The fact that Donald Trump won the GOP nomination over 16 other candidates is of no consequence to Flake
Jeff Flake, a first term U.S. Senator, who previously spent 6 terms in the U.S. House, used the banner of the Republican Party as he barely squeaked into office in 2012 by a mere 3 points. He was helped over the finish line with ample assists from the retiring Sen. Jon Kyl and the eager-to-buck GOP principles, self anointed maverick, John McCain — both of whom taught Flake the value of campaigning to the right and once elected, veering left.
These linked campaign ads show Kyl and McCain each taking their turns being tough on the border. Immediately after the ballots were counted they shepherded amnesty legislation. As a senate candidate, taking a cue from his mentors, Flake drew the wrath of the open borders newspaper, sending the editorialist spinning into apoplectic spasms. It was energy wasted. Following the election, he joined McCain crafting the infamous amnesty-gifting Gang of Eight. Arizona conservatives have had decades to get used to the duplicity, but somehow it still catches many off guard.
Now Jeff Flake is winging it on his own since the 6-year U.S. Senate terms are staggered and McCain is in a tight race against conservative Dr. Kelli Ward forcing him into uncharacteristic silence, as his vicious, out-of-state PACs do his dirty work against her.
So Flake has decided to veer into punditdom, opining Donald Trump, the GOP’s presidential nominee, “can‘t win and shouldn’t win,” the election.

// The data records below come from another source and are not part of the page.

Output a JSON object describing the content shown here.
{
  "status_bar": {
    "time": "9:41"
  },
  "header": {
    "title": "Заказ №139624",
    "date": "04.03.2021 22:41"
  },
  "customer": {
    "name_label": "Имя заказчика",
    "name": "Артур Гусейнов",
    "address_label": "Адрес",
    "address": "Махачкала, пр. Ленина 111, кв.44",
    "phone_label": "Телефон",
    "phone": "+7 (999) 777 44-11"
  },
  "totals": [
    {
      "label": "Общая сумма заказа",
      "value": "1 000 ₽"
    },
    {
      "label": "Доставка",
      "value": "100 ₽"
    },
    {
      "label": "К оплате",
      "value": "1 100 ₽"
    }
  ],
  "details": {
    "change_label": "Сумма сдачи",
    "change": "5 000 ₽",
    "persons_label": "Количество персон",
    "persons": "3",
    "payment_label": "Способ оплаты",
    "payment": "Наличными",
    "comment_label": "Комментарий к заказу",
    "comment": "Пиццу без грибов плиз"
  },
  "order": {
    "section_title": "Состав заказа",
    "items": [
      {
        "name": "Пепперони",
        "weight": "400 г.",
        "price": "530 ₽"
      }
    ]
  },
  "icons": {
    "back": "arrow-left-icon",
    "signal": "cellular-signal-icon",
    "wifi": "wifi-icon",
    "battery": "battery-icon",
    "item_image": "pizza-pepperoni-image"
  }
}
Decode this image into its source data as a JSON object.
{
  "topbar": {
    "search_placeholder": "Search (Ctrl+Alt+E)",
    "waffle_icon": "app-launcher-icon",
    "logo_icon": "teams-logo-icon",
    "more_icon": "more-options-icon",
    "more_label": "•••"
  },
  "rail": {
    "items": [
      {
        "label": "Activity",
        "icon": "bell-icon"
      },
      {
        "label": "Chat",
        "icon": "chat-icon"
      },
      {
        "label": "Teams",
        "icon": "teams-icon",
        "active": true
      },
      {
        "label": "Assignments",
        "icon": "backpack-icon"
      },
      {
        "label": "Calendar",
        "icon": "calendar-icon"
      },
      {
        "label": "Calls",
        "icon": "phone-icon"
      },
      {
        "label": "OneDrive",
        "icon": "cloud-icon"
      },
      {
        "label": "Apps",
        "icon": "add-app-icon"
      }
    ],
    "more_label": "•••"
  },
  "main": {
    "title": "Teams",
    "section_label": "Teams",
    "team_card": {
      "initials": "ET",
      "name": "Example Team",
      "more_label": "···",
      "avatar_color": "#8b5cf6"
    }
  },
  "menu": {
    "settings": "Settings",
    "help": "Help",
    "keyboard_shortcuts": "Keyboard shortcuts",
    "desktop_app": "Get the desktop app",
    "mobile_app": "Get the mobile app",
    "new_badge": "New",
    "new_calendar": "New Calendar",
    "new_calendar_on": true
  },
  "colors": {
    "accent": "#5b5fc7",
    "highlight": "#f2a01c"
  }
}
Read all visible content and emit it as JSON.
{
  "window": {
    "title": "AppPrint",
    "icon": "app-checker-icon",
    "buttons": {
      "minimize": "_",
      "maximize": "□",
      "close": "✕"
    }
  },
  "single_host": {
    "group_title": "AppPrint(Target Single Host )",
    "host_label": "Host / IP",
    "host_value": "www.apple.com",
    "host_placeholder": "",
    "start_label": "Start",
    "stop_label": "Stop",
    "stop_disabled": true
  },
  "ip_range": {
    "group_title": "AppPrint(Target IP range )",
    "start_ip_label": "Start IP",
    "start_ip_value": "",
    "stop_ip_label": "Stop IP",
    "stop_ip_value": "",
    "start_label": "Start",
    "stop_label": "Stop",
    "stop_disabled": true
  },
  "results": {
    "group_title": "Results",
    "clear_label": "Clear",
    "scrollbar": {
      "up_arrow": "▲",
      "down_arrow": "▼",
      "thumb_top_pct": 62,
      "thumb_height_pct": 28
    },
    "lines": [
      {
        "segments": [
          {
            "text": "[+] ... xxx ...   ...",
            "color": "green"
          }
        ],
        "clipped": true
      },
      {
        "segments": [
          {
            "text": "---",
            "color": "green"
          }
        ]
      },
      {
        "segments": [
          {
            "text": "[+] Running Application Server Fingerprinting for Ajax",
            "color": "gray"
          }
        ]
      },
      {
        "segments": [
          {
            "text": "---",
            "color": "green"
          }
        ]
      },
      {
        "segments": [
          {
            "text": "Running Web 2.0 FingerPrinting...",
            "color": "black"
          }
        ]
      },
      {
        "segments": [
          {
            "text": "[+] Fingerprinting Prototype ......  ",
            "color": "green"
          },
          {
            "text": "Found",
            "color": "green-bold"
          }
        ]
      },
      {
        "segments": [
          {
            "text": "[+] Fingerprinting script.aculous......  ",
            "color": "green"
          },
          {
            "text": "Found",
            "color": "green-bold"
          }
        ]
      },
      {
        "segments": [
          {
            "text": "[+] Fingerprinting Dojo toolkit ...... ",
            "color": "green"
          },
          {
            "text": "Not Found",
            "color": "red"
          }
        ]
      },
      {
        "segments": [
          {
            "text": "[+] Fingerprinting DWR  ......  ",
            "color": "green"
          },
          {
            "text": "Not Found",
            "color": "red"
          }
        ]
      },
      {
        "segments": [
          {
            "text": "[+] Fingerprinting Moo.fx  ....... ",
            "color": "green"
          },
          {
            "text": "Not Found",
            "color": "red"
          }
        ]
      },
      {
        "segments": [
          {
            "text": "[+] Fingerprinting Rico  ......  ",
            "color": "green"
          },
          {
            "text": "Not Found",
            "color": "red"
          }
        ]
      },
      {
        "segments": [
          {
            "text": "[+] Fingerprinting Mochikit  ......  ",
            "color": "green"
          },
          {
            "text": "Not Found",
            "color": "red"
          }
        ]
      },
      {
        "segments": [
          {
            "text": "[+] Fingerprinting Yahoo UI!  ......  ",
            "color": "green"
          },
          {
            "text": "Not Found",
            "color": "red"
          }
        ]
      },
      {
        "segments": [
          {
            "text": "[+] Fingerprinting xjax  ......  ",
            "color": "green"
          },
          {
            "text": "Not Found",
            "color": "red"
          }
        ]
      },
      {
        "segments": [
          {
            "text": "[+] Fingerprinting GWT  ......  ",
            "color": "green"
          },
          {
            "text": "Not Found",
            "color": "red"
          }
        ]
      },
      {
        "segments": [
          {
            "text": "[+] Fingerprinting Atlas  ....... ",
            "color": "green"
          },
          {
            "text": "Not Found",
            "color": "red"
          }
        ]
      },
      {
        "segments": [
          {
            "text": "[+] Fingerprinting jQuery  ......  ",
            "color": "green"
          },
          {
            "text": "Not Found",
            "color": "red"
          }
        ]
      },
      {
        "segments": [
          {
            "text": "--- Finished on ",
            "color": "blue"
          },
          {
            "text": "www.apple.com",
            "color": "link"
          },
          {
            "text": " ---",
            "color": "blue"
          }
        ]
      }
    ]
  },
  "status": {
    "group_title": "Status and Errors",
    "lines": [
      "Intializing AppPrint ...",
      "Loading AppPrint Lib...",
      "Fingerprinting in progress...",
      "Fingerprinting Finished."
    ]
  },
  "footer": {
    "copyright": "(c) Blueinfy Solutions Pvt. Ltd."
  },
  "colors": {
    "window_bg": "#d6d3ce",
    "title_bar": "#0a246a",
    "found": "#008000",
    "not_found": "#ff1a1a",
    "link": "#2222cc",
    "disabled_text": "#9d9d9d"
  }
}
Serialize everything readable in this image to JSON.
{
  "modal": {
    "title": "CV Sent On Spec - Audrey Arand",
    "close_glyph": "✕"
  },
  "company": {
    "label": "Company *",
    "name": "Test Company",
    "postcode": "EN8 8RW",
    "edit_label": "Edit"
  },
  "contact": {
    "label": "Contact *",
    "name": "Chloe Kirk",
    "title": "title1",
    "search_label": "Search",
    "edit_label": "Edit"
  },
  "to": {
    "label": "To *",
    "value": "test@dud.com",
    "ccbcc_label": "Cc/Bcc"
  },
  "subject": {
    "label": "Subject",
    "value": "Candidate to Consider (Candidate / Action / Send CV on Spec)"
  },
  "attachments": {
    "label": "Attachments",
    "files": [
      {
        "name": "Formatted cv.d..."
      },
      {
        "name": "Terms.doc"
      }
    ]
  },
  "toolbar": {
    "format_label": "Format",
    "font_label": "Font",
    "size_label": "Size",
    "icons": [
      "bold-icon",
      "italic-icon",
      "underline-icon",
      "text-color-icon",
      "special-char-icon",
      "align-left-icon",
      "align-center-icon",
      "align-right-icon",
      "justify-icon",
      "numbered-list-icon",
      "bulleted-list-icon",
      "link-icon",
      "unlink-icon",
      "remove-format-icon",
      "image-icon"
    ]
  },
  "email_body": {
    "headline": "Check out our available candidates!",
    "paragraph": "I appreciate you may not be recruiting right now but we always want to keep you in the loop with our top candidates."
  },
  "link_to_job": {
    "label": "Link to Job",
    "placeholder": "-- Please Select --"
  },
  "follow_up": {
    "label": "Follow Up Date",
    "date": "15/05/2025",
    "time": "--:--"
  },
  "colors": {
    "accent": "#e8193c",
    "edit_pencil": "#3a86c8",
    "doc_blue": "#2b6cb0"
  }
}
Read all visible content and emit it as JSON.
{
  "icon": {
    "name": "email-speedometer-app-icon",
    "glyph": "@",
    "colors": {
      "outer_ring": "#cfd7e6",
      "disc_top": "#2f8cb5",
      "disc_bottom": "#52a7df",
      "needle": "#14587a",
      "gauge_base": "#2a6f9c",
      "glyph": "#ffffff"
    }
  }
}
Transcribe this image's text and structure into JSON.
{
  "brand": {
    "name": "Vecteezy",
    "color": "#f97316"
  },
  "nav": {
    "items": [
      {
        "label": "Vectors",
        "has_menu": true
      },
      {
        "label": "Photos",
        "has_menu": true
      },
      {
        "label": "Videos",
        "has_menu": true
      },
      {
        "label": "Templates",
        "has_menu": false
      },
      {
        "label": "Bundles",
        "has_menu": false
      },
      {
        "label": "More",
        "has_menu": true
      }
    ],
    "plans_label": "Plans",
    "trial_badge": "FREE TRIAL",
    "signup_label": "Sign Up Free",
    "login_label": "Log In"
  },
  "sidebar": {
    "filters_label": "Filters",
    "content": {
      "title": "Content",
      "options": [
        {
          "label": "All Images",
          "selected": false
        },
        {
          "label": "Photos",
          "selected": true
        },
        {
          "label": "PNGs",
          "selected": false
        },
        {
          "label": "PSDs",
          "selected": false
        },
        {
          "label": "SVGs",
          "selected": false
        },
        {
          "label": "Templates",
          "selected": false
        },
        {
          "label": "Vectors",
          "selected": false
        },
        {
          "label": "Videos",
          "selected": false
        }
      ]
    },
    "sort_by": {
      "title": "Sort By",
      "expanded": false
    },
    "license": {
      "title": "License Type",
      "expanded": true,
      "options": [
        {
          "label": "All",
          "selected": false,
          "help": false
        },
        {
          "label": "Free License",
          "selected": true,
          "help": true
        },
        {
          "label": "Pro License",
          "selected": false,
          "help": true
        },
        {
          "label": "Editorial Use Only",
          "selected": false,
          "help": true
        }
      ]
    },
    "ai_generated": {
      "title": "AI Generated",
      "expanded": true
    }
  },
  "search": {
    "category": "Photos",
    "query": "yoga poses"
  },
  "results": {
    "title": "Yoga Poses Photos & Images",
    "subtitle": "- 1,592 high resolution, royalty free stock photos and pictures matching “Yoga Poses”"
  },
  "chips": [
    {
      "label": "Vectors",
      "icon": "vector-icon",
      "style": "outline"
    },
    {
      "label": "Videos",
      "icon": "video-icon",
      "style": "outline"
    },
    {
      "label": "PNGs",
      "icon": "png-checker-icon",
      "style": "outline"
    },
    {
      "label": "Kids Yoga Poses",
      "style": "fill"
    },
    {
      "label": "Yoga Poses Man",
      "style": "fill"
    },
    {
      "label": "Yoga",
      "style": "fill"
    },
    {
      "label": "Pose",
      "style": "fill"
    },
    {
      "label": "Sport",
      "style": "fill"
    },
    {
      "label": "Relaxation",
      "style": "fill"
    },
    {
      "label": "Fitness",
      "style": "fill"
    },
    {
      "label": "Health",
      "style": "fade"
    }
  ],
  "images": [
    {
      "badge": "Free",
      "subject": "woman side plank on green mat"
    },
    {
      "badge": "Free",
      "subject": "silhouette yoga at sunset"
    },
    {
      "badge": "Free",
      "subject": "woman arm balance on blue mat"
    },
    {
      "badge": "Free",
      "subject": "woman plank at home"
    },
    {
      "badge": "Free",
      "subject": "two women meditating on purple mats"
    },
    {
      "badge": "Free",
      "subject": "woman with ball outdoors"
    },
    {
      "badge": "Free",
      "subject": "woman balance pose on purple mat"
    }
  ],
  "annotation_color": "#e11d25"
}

The only takeaway from that statement is that Flake will be supporting scandal-plagued leftist Hillary Clinton. SRAZ came to that conclusion in July with this post.
At a Tuesday event at the offices of Allstate Insurance in Tempe, Flake lobbed a barrage of spew at Trump, even disapproving of the way Trump expressed “regret” for some past comments. Flake, of course, remains the ideal in the apology department. When his son Tanner, used offensive racial, anti-Semitic and homophobic slurs on his Twitter account, papa Flake stepped in and publicly apologized for him, letting a teachable moment pass.
Flake got his foot in the political door when U.S. Rep. Matt Salmon honored his term limit pledge and stepped down after three two-year terms. Flake made the same pledge, but the seductive siren call of Washington was too bewitching for him to resist, and he announced that “it was a mistake to limit my terms,” even grinning and declaring, “I lied.” Was that an apology? Did it meet the standard Flake holds for Trump?
Though Flake appears to revel in his role as chief Trump hatchet man, those of us who have actual conservative views are appalled at the arrogance Flake exhibits. He needs to be primaried by a conservative when he runs for reelection.